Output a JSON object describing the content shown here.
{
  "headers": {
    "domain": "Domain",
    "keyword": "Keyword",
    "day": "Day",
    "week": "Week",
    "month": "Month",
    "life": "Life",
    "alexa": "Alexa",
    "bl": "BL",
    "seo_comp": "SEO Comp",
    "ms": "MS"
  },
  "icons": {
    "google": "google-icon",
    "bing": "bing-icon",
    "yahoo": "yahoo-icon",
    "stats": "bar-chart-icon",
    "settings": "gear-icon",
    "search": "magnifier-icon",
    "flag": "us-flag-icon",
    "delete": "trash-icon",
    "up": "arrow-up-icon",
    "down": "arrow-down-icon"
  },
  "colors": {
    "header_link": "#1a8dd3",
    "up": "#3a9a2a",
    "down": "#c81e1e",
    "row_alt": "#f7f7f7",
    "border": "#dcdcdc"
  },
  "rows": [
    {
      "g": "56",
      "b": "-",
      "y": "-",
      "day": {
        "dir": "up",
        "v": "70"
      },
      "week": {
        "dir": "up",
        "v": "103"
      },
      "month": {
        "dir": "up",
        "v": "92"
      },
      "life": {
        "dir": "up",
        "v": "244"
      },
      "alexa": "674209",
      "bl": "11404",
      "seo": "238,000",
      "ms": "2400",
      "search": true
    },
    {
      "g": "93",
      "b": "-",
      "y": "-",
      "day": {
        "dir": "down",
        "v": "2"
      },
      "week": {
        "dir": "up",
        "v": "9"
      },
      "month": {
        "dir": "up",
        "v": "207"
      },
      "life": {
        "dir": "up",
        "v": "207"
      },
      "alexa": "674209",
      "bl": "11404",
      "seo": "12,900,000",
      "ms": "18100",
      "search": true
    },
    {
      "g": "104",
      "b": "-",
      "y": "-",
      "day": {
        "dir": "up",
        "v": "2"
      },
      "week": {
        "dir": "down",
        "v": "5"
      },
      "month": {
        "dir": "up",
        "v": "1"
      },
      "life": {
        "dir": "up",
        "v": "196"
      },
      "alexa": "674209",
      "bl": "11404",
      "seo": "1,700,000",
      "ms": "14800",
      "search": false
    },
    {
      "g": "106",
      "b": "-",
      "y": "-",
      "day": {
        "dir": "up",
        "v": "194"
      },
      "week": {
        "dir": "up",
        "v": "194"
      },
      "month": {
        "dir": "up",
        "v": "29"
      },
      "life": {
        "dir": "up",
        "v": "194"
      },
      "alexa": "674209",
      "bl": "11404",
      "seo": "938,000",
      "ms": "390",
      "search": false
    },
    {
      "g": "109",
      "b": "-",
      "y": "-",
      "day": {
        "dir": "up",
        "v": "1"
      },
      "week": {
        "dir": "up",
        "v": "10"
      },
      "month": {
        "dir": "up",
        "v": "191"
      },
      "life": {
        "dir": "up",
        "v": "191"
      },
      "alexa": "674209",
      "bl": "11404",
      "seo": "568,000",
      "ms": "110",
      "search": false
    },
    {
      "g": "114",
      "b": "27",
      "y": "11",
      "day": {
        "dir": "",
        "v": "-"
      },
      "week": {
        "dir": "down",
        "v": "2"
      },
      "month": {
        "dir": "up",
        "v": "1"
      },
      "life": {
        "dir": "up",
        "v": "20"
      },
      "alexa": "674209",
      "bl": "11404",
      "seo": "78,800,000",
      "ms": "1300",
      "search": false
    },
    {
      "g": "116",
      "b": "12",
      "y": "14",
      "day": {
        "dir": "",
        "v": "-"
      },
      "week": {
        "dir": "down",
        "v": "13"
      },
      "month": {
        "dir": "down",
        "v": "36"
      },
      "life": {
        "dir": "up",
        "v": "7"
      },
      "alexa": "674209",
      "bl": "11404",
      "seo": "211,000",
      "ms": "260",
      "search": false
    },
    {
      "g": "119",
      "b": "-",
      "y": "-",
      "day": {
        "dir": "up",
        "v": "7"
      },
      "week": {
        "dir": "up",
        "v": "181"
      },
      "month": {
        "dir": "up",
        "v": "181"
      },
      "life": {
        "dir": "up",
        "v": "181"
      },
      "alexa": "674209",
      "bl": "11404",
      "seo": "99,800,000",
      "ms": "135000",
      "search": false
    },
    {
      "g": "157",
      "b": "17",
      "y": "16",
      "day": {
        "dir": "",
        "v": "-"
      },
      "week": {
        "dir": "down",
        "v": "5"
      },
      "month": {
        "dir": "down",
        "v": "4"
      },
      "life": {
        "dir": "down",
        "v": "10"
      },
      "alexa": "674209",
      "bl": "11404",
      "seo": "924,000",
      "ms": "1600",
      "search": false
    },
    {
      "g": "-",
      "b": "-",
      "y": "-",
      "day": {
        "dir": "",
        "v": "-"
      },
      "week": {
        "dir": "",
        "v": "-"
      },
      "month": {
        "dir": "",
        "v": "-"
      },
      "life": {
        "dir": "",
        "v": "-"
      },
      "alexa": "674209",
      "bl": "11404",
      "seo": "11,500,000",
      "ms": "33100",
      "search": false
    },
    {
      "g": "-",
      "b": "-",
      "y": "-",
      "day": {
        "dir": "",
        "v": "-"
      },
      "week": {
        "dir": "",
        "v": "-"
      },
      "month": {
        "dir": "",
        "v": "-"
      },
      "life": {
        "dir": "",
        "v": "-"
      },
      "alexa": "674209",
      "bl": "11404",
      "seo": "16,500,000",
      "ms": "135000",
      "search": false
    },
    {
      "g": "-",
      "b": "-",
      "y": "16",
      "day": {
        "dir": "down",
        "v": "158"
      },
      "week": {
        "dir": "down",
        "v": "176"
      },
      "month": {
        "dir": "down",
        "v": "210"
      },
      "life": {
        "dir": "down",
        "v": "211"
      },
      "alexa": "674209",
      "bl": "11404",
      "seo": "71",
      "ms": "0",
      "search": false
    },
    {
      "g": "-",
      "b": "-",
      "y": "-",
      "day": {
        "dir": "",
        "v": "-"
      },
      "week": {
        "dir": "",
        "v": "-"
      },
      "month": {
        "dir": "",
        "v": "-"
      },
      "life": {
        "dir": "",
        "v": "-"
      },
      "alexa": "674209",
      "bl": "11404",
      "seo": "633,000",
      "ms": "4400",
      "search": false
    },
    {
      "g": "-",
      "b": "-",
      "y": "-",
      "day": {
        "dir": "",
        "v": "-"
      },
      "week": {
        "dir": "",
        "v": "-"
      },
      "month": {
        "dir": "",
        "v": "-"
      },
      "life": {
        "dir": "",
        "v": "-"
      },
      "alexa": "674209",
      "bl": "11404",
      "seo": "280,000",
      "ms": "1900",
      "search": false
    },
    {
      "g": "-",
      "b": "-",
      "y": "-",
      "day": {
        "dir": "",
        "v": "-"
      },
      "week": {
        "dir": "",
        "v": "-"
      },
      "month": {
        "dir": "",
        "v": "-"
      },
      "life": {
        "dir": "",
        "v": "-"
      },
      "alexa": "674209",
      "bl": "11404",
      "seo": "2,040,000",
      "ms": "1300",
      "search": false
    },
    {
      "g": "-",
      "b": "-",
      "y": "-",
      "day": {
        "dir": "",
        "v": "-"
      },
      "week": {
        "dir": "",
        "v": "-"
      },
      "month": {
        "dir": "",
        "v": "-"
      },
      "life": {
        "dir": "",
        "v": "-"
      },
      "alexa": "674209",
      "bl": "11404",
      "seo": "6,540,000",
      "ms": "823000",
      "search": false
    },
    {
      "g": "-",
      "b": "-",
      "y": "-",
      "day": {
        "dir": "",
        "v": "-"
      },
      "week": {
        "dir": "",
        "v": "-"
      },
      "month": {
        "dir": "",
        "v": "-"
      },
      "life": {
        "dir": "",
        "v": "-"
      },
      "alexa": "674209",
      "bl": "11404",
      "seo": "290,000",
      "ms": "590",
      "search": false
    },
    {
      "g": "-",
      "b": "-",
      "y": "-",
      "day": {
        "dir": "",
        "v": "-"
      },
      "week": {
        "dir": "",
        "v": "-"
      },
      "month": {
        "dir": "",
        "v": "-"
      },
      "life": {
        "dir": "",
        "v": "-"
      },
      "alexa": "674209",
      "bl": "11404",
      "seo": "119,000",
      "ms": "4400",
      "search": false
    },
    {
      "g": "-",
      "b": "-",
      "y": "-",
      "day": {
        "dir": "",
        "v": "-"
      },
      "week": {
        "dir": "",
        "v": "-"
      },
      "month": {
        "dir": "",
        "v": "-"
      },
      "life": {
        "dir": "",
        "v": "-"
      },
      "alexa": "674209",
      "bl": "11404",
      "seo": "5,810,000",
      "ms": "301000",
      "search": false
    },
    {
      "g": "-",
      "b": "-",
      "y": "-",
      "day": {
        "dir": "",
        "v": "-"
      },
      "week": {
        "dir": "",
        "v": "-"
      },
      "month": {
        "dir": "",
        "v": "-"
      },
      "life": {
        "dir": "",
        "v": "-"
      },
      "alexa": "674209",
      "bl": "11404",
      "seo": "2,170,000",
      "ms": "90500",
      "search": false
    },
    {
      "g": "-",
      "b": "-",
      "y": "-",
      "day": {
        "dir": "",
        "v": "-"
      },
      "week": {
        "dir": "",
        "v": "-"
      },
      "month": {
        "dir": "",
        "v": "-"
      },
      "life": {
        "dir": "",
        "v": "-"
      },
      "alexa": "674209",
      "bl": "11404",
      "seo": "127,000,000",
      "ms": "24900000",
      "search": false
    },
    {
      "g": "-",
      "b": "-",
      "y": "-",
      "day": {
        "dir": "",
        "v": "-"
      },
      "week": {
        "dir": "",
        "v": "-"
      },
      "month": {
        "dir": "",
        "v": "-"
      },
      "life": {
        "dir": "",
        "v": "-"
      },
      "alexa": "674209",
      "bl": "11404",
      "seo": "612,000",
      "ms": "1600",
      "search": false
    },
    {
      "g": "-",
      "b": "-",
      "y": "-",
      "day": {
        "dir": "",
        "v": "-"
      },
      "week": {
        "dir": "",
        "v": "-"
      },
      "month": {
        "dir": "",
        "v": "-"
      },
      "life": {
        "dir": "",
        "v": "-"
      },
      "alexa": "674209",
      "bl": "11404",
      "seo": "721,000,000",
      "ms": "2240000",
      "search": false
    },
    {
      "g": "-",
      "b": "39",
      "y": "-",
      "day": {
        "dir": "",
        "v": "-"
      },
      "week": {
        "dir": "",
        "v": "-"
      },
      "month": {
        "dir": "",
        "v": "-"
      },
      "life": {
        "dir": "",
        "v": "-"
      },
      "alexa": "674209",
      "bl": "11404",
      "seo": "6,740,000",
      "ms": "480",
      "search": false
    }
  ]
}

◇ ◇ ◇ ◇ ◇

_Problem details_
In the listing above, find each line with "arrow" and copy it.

_Solution to this exercise_
    "up": "arrow-up-icon",
    "down": "arrow-down-icon"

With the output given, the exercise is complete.